Kelman: Deep smarts

Senior managers must nurture institutional knowledge

Deep Smarts: How to Cultivate and Transfer Enduring Business Wisdom

It has become commonplace to note that the government has seriously begun to bleed senior career talent. We see this dramatically in information technology, and the exodus will continue. Although this turnover creates opportunities, it could also lead to agencies losing skills and what is often called "institutional memory."

Now, the husband-and-wife academic team of Dorothy Leonard and Walter Swap of Harvard Business School and the Tufts University psychology department, respectively, have published a book called "Deep Smarts: How to Cultivate and Transfer Enduring Business Wisdom," which examines this problem and ways to address it. Although it mainly addresses a business audience, the book includes public-sector examples from NASA and Army Communications-Electronics Command. It is definitely worth reading.

People with deep smarts have good judgment about how to handle the situations an organization faces. "When many opinions are on the table, theirs have more weight," the authors write. Leonard and Swap's point is that developing deep smarts takes time and experience.

Novices have learned the most basic rules about how to deal with situations or have developed guidelines for acting based on their limited experience. More experience produces deep smarts because people have been in a wide enough range of situations to develop a feel for what responses are appropriate in different contexts.

Young people are in danger of thinking they've "figured out the path to success — or the route to failure — from one experience, not realizing the particular set of circumstances that makes it dangerous to generalize," Leonard and Swap write. By contrast, "the expert manager recognizes the context, the pattern that directs the application of the rule — or suggests exceptions."

Thus, junior project managers at NASA overgeneralized from the successful experience of the Mars Pathfinder mission in the 1990s and made mistakes that led to lost missions later on.

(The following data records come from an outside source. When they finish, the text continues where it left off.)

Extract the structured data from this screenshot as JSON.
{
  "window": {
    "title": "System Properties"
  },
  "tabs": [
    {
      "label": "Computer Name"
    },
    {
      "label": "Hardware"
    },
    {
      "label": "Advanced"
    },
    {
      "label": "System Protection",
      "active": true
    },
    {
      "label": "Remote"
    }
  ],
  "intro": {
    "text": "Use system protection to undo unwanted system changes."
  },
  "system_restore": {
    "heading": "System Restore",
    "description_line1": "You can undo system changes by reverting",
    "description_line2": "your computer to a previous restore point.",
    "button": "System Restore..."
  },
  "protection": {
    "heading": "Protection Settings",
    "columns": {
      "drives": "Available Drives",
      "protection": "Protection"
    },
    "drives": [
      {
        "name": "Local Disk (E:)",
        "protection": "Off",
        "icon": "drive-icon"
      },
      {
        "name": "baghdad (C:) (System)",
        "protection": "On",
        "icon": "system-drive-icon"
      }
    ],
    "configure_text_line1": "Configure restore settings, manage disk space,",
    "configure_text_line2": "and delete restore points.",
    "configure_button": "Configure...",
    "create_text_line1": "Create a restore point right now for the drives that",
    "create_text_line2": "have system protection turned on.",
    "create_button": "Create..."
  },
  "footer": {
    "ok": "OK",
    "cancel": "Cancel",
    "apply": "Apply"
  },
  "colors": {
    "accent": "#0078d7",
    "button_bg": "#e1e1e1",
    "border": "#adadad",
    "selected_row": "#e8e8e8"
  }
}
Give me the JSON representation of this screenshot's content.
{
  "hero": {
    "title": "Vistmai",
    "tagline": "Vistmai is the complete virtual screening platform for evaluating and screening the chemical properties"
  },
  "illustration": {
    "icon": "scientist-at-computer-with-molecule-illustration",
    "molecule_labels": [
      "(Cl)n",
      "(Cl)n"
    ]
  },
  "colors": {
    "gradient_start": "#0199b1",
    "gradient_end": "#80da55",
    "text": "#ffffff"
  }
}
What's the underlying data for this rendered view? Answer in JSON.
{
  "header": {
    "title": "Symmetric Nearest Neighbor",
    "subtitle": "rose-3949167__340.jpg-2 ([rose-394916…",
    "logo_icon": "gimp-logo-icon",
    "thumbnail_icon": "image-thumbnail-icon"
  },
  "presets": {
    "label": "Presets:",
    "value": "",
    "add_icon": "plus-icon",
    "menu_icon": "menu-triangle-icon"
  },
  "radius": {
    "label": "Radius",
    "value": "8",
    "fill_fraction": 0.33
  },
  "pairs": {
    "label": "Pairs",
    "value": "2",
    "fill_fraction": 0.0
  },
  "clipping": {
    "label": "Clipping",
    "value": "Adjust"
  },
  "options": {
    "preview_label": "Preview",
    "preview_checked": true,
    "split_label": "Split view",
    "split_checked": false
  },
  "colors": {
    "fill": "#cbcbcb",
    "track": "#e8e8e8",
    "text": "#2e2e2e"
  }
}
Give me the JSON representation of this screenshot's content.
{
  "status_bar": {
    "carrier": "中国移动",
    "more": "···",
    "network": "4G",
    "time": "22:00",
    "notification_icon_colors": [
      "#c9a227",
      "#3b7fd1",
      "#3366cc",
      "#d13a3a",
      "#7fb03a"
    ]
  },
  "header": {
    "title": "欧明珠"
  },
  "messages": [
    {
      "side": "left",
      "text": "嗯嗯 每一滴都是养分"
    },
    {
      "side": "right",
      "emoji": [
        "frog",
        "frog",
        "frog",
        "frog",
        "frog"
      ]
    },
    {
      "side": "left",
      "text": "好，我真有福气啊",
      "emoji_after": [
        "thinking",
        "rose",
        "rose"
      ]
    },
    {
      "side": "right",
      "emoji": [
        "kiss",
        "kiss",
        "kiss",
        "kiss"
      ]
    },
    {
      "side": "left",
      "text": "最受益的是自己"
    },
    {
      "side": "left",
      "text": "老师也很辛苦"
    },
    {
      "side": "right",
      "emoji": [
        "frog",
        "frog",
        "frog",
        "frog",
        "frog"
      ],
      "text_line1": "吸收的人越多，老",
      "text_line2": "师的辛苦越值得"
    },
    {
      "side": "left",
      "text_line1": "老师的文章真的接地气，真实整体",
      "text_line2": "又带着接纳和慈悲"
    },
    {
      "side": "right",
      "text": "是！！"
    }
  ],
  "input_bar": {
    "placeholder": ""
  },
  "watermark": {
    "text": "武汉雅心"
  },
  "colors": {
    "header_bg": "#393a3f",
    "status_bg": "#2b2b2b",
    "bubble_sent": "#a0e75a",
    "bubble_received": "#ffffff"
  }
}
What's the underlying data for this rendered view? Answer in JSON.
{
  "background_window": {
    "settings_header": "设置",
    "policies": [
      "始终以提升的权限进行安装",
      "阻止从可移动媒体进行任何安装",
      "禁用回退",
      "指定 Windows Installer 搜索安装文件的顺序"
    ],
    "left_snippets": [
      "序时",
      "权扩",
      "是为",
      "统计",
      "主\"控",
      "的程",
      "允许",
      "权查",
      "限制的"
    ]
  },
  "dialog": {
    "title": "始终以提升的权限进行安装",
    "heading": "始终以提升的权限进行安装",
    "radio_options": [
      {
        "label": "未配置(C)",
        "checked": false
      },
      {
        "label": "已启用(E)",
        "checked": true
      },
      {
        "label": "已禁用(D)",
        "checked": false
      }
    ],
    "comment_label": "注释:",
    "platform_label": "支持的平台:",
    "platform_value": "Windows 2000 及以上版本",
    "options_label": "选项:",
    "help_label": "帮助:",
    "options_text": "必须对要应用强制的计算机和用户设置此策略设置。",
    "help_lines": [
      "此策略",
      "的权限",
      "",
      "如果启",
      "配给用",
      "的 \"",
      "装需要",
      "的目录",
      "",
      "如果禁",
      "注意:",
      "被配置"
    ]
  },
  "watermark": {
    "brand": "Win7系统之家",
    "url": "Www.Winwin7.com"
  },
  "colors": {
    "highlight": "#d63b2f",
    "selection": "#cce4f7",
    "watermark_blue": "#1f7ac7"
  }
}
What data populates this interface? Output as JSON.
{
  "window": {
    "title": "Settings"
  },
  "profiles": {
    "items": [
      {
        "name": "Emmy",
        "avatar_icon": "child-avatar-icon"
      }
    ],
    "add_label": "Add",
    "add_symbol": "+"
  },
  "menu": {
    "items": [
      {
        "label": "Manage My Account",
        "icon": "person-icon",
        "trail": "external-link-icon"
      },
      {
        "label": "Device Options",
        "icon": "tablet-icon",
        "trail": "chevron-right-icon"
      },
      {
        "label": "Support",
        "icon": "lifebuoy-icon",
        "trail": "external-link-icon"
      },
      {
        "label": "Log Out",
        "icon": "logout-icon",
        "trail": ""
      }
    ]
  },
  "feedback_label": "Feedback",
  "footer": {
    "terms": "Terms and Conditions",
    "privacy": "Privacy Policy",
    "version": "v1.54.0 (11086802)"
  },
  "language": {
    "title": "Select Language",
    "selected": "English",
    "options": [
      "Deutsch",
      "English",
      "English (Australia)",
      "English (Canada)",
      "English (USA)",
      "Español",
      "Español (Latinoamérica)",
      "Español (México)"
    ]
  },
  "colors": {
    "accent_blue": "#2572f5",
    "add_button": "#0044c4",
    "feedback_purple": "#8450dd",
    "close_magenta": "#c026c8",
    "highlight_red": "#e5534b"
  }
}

If experience is the essence of deep smarts, can one pass them on to younger people? Or is the loss of senior people simply a problem agencies must live with? The authors argue that developing deep smarts can be accelerated through guided experience. The key features of guided experience are opportunities for junior people to observe senior managers and for that to spur discussion about lessons learned.

My guess is that not much of this discussion is taking place, certainly not as a conscious policy for transferring knowledge. Workers who shadow senior managers are often already quite senior themselves, and most agencies seldom look for opportunities to include junior people in meetings. The main discussion element of guided experience is, I suspect, seldom used outside the military.

The message of "Deep Smarts" is that knowledge transfer must be part of senior federal managers' job descriptions.

Kelman is a professor of public management at Harvard University's Kennedy School and former administrator of the Office of Federal Procurement Policy. He can be reached at

FCW in Print

In the latest issue: Looking back on three decades of big stories in federal IT.


  • FCW @ 30 GPS

    FCW @ 30

    Since 1996, FCW has covered it all -- the major contracts, the disruptive technologies, the picayune scandals and the many, many people who make federal IT function. Here's a look back at six of the most significant stories.

  • Shutterstock image.

    A 'minibus' appropriations package could be in the cards

    A short-term funding bill is expected by Sept. 30 to keep the federal government operating through early December, but after that the options get more complicated.

  • Defense Secretary Ash Carter speaks at the TechCrunch Disrupt conference in San Francisco

    DOD launches new tech hub in Austin

    The DOD is opening a new Defense Innovation Unit Experimental office in Austin, Texas, while Congress debates legislation that could defund DIUx.

  • Shutterstock image.

    Merged IT modernization bill punts on funding

    A House panel approved a new IT modernization bill that appears poised to pass, but key funding questions are left for appropriators.

  • General Frost

    Army wants cyber capability everywhere

    The Army's cyber director said cyber, electronic warfare and information operations must be integrated into warfighters' doctrine and training.

  • Rising Star 2013

    Meet the 2016 Rising Stars

    FCW honors 30 early-career leaders in federal IT.

Reader comments

Please post your comments here. Comments are moderated, so they may not appear immediately after submitting. We will not post comments that we consider abusive or off-topic.

Please type the letters/numbers you see above

More from 1105 Public Sector Media Group